Element data from apps and pages>
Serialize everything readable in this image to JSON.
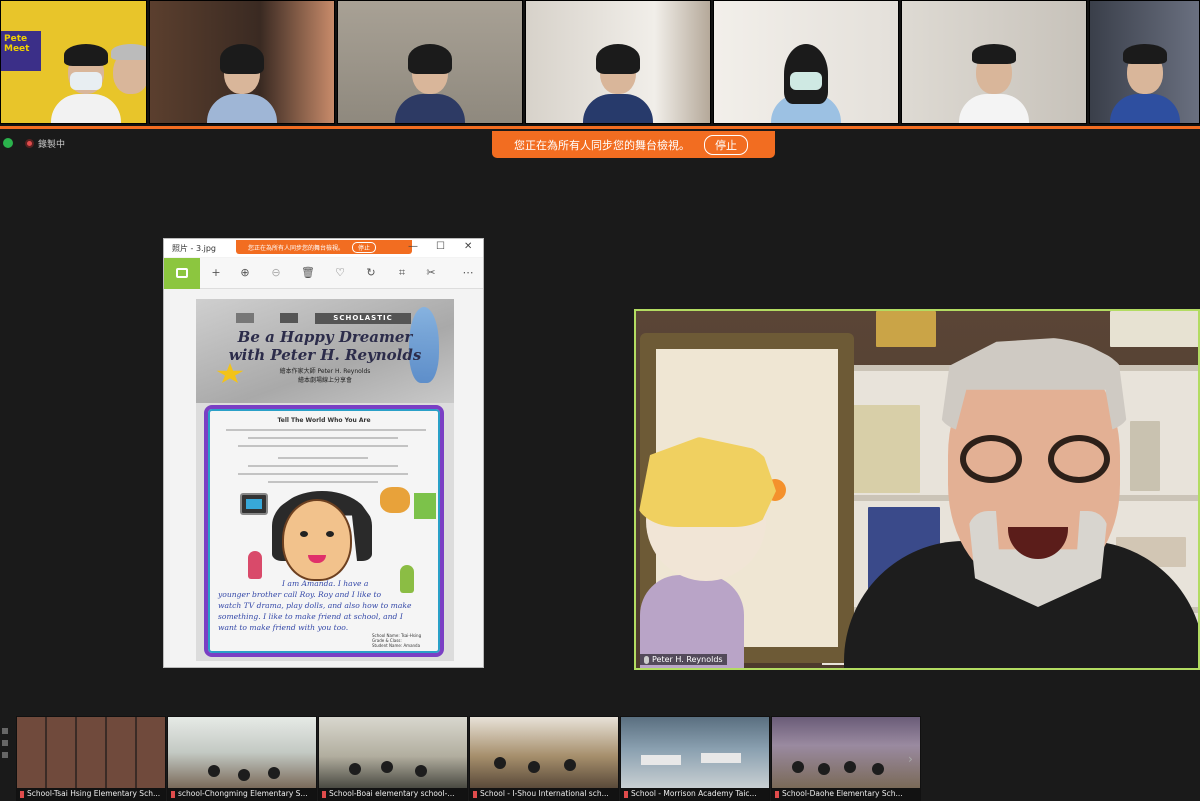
{
  "meeting": {
    "recording_label": "錄製中",
    "share_banner_text": "您正在為所有人同步您的舞台檢視。",
    "stop_label": "停止"
  },
  "top_gallery_tiles": [
    {
      "id": "t1",
      "bg": "#7a6e5e"
    },
    {
      "id": "t2",
      "bg": "#5a4a3d"
    },
    {
      "id": "t3",
      "bg": "#9b9488"
    },
    {
      "id": "t4",
      "bg": "#c9c2b8"
    },
    {
      "id": "t5",
      "bg": "#e9e6e2"
    },
    {
      "id": "t6",
      "bg": "#d8d4cc"
    },
    {
      "id": "t7",
      "bg": "#4a4f58"
    }
  ],
  "top_tile1_sign": "Pete Meet",
  "viewer": {
    "filename": "照片 - 3.jpg",
    "mini_banner_text": "您正在為所有人同步您的舞台檢視。",
    "mini_stop_label": "停止",
    "worksheet": {
      "logo": "SCHOLASTIC",
      "title_line1": "Be a Happy Dreamer",
      "title_line2": "with Peter H. Reynolds",
      "subtitle_line1": "繪本作家大師 Peter H. Reynolds",
      "subtitle_line2": "繪本劇場線上分享會",
      "card_title": "Tell The World Who You Are",
      "handwriting": [
        "I am Amanda. I have a",
        "younger brother call Roy. Roy and I like to",
        "watch TV drama, play dolls, and also how to make",
        "something. I like to make friend at school, and I",
        "want to make friend with you too."
      ],
      "info_box": [
        "School Name: Tsai-Hsing",
        "Grade & Class:",
        "Student Name: Amanda"
      ]
    }
  },
  "speaker": {
    "name": "Peter H. Reynolds",
    "highlight_color": "#b3dc62"
  },
  "bottom_tiles": [
    {
      "label": "School-Tsai Hsing Elementary Sch...",
      "bg": "#6b4a3c"
    },
    {
      "label": "school-Chongming Elementary S...",
      "bg": "#c9cec9"
    },
    {
      "label": "School-Boai elementary school-...",
      "bg": "#b9b6a8"
    },
    {
      "label": "School - I-Shou International sch...",
      "bg": "#a5906d"
    },
    {
      "label": "School - Morrison Academy Taic...",
      "bg": "#7a8fa0"
    },
    {
      "label": "School-Daohe Elementary Sch...",
      "bg": "#8a7a8e"
    }
  ],
  "colors": {
    "accent_orange": "#f26d21",
    "active_speaker": "#b3dc62",
    "background": "#1a1a1a"
  }
}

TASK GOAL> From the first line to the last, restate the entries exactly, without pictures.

TASK RESPONSE>
Serialize everything readable in this image to JSON.
{
  "meeting": {
    "recording_label": "錄製中",
    "share_banner_text": "您正在為所有人同步您的舞台檢視。",
    "stop_label": "停止"
  },
  "top_gallery_tiles": [
    {
      "id": "t1",
      "bg": "#7a6e5e"
    },
    {
      "id": "t2",
      "bg": "#5a4a3d"
    },
    {
      "id": "t3",
      "bg": "#9b9488"
    },
    {
      "id": "t4",
      "bg": "#c9c2b8"
    },
    {
      "id": "t5",
      "bg": "#e9e6e2"
    },
    {
      "id": "t6",
      "bg": "#d8d4cc"
    },
    {
      "id": "t7",
      "bg": "#4a4f58"
    }
  ],
  "top_tile1_sign": "Pete Meet",
  "viewer": {
    "filename": "照片 - 3.jpg",
    "mini_banner_text": "您正在為所有人同步您的舞台檢視。",
    "mini_stop_label": "停止",
    "worksheet": {
      "logo": "SCHOLASTIC",
      "title_line1": "Be a Happy Dreamer",
      "title_line2": "with Peter H. Reynolds",
      "subtitle_line1": "繪本作家大師 Peter H. Reynolds",
      "subtitle_line2": "繪本劇場線上分享會",
      "card_title": "Tell The World Who You Are",
      "handwriting": [
        "I am Amanda. I have a",
        "younger brother call Roy. Roy and I like to",
        "watch TV drama, play dolls, and also how to make",
        "something. I like to make friend at school, and I",
        "want to make friend with you too."
      ],
      "info_box": [
        "School Name: Tsai-Hsing",
        "Grade & Class:",
        "Student Name: Amanda"
      ]
    }
  },
  "speaker": {
    "name": "Peter H. Reynolds",
    "highlight_color": "#b3dc62"
  },
  "bottom_tiles": [
    {
      "label": "School-Tsai Hsing Elementary Sch...",
      "bg": "#6b4a3c"
    },
    {
      "label": "school-Chongming Elementary S...",
      "bg": "#c9cec9"
    },
    {
      "label": "School-Boai elementary school-...",
      "bg": "#b9b6a8"
    },
    {
      "label": "School - I-Shou International sch...",
      "bg": "#a5906d"
    },
    {
      "label": "School - Morrison Academy Taic...",
      "bg": "#7a8fa0"
    },
    {
      "label": "School-Daohe Elementary Sch...",
      "bg": "#8a7a8e"
    }
  ],
  "colors": {
    "accent_orange": "#f26d21",
    "active_speaker": "#b3dc62",
    "background": "#1a1a1a"
  }
}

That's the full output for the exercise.